“It’s much easier for students, especially underclassmen, to come in and try to use the space because they pass it every day,” Lucy said. “It has become more accessible for students, and it’s kind of like a house with a kitchen, study area and place for meditation.”

Trotter associate director Kellyn Mackerl-Cooper said the Center would release details regarding the 50th anniversary and its new social media campaign prior to the anniversary date. These details would share important information about the Center and its relevance during Black History Month.

“The Trotter Multicultural Center is presenting a social media campaign in honor of Black History Month about our center’s namesake, William Monroe Trotter,” Mackerl-Cooper said. “Notably, this is the only building on campus that is named after a Black man. We encourage you to get more familiar with the activist’s remarkable life.”

After completing his degree at Harvard University, William Monroe Trotter dedicated his life to advocating for higher education and voting rights for Black people. He also fought against segregation for greater emancipation for Black Americans in the 19th century. Trotter was inspired to join the fight for racial justice after being denied many jobs in the real estate market due to racial prejudice.

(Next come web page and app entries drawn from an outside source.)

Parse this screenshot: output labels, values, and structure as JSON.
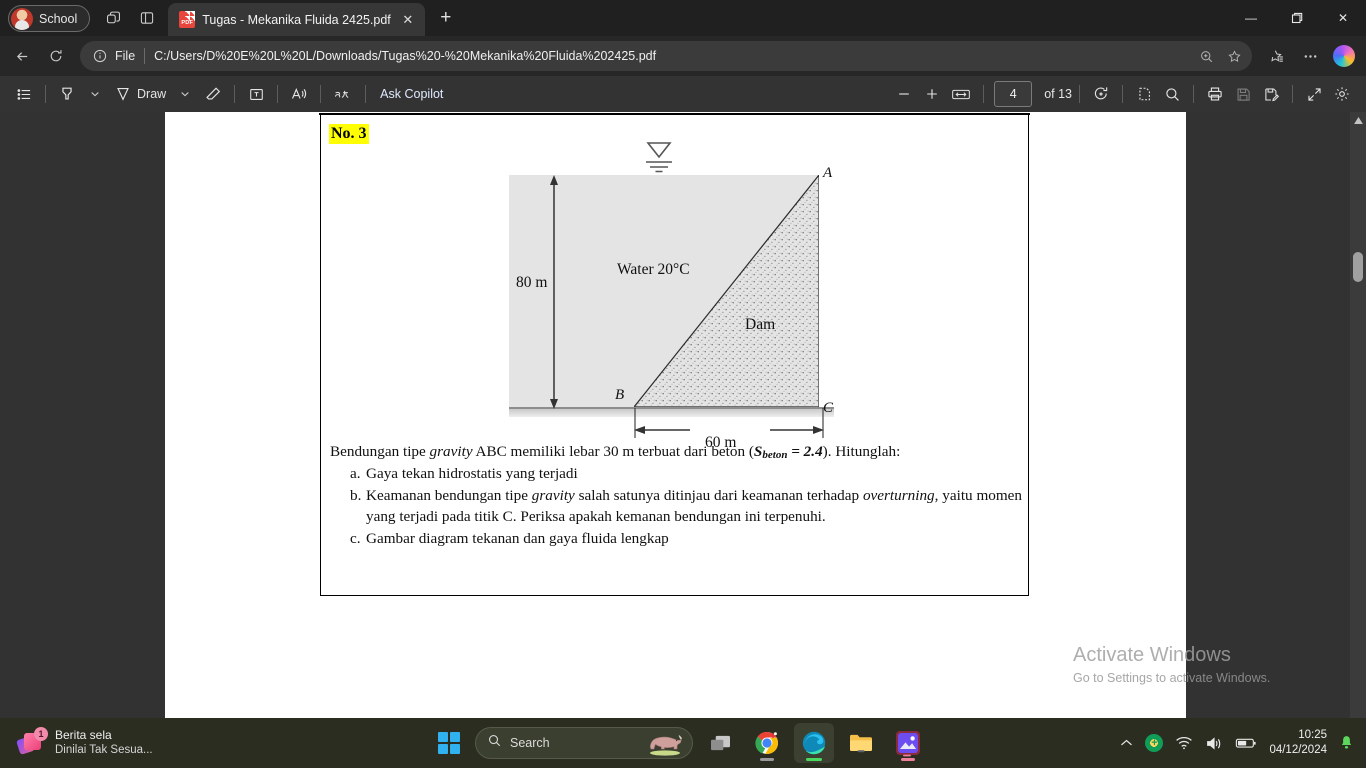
{
  "browser": {
    "profile_label": "School",
    "tab": {
      "title": "Tugas - Mekanika Fluida 2425.pdf",
      "file_icon_label": "PDF",
      "close_label": "✕"
    },
    "newtab_label": "+",
    "window_controls": {
      "minimize": "—",
      "maximize": "❐",
      "close": "✕"
    },
    "address": {
      "scheme_label": "File",
      "url": "C:/Users/D%20E%20L%20L/Downloads/Tugas%20-%20Mekanika%20Fluida%202425.pdf"
    }
  },
  "pdf_toolbar": {
    "draw_label": "Draw",
    "ask_copilot_label": "Ask Copilot",
    "zoom_out_label": "−",
    "zoom_in_label": "+",
    "page_number": "4",
    "of_pages": "of 13",
    "chevron": "⌄"
  },
  "document": {
    "heading": "No. 3",
    "figure": {
      "water_label": "Water 20°C",
      "dam_label": "Dam",
      "height_label": "80 m",
      "width_label": "60 m",
      "point_a": "A",
      "point_b": "B",
      "point_c": "C"
    },
    "intro": {
      "p1": "Bendungan tipe ",
      "i1": "gravity",
      "p2": " ABC memiliki lebar 30 m terbuat dari beton (",
      "sub_s": "S",
      "sub_beton": "beton",
      "p3": " = 2.4",
      "p4": "). Hitunglah:"
    },
    "items": [
      {
        "marker": "a.",
        "text": "Gaya tekan hidrostatis yang terjadi"
      },
      {
        "marker": "b.",
        "text_a": "Keamanan bendungan tipe ",
        "italic_a": "gravity",
        "text_b": " salah satunya ditinjau dari keamanan terhadap ",
        "italic_b": "overturning",
        "text_c": ", yaitu momen yang terjadi pada titik C. Periksa apakah kemanan bendungan ini terpenuhi."
      },
      {
        "marker": "c.",
        "text": "Gambar diagram tekanan dan gaya fluida lengkap"
      }
    ]
  },
  "watermark": {
    "line1": "Activate Windows",
    "line2": "Go to Settings to activate Windows."
  },
  "taskbar": {
    "news": {
      "badge": "1",
      "title": "Berita sela",
      "subtitle": "Dinilai Tak Sesua..."
    },
    "search_placeholder": "Search",
    "clock": {
      "time": "10:25",
      "date": "04/12/2024"
    },
    "tray_chevron": "⌃",
    "bell": "🔔"
  }
}
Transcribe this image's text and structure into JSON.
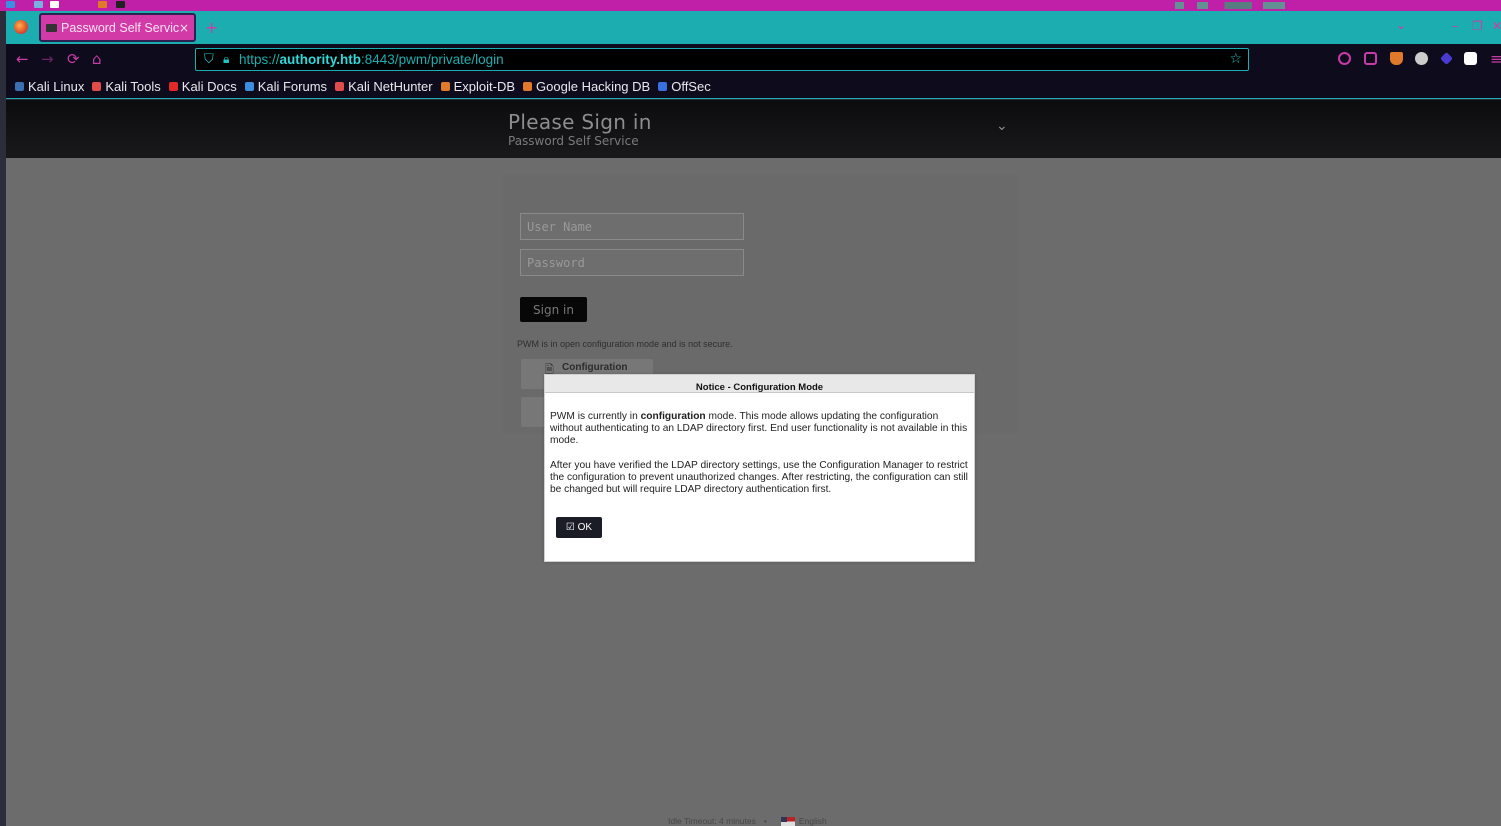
{
  "browser": {
    "tab_title": "Password Self Service",
    "tab_close": "×",
    "new_tab": "+",
    "tab_list": "⌄",
    "window_controls": [
      "–",
      "❐",
      "✕"
    ],
    "url_prefix": "https://",
    "url_host": "authority.htb",
    "url_rest": ":8443/pwm/private/login",
    "nav": {
      "back": "←",
      "forward": "→",
      "reload": "⟳",
      "home": "⌂"
    },
    "bookmarks": [
      {
        "label": "Kali Linux",
        "icon": "kali-dragon-icon",
        "color": "#3a6fb0"
      },
      {
        "label": "Kali Tools",
        "icon": "kali-tools-icon",
        "color": "#e04c4c"
      },
      {
        "label": "Kali Docs",
        "icon": "kali-docs-icon",
        "color": "#e02a2a"
      },
      {
        "label": "Kali Forums",
        "icon": "kali-forums-icon",
        "color": "#3a8fe0"
      },
      {
        "label": "Kali NetHunter",
        "icon": "nethunter-icon",
        "color": "#e04c4c"
      },
      {
        "label": "Exploit-DB",
        "icon": "exploit-db-icon",
        "color": "#e07a2a"
      },
      {
        "label": "Google Hacking DB",
        "icon": "ghdb-icon",
        "color": "#e07a2a"
      },
      {
        "label": "OffSec",
        "icon": "offsec-icon",
        "color": "#3a6fe0"
      }
    ],
    "colors": {
      "tab_bar": "#1cadb0",
      "accent": "#d23aa7",
      "top_panel": "#c01fa8"
    }
  },
  "page": {
    "title": "Please Sign in",
    "subtitle": "Password Self Service",
    "username_placeholder": "User Name",
    "password_placeholder": "Password",
    "signin_label": "Sign in",
    "open_config_notice": "PWM is in open configuration mode and is not secure.",
    "config_button_label": "Configuration",
    "footer_idle": "Idle Timeout: 4 minutes",
    "footer_separator": "•",
    "footer_language": "English"
  },
  "dialog": {
    "title": "Notice - Configuration Mode",
    "p1_before": "PWM is currently in ",
    "p1_bold": "configuration",
    "p1_after": " mode. This mode allows updating the configuration without authenticating to an LDAP directory first. End user functionality is not available in this mode.",
    "p2": "After you have verified the LDAP directory settings, use the Configuration Manager to restrict the configuration to prevent unauthorized changes. After restricting, the configuration can still be changed but will require LDAP directory authentication first.",
    "ok_icon": "☑",
    "ok_label": "OK"
  }
}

Trotter joined many racial protest groups in Boston and publicly spoke condemning segregation. 

The social media campaign can be found on Twitter, Facebook and Instagram, and features historical facts about Trotter’s life while highlighting his work to improve the lives of Black Americans. According to Mackerl-Cooper, the Center continues his tradition of political consciousness and the imperatives of social justice. The center put together an interactive timeline of his biography to help the community understand his impact.

LSA senior Isis Rodriguez, a Trotter student staff member, said the Multicultural Center is a very meaningful place to her as a person of color at a predominantly white institution (PWI). Rodriguez said she is the longest employed staff member and was a part of the first group of students to work at the Center in August 2019. 

“It’s a very comforting and inclusive space, and it has become like my second home,” Rodriguez said. “My favorite event is the student weekly events. BSU and La Casa have their weekly mass meetings here, and I enjoy the sense of community that those nights bring out … For people of color, don’t be afraid to just walk through those doors and explore the building and learn about the building, because there is an amazing history behind it.”

In collaboration with the MLK Symposium, the Trotter Center is also featuring an online exhibit called the “History of the William Monroe Trotter Multicultural Center At The University of Michigan.” This exhibit was curated by U-M librarians Charles Ransom and Edras Rodriguez-Torres and is available for anyone to access.

Nathan Hanke, Trotter Intercultural Learning and Innovation Lead, attributed the inspiration of their 50th Anniversary mark to U-M alum Elizabeth Youngblood, who created the original “Trotter House” logo to symbolize the intermingling of Black people and the cooperation and sharing of ideas.

“The 50th Anniversary mark features the number 50 in two colors, providing a background to bring the original logo into focus,” Hanke said. “All of the elements tightly overlap to signify for the U-M community that a future without a past is no present.”

Daily Staff Reporter Sejal Patil can be reached at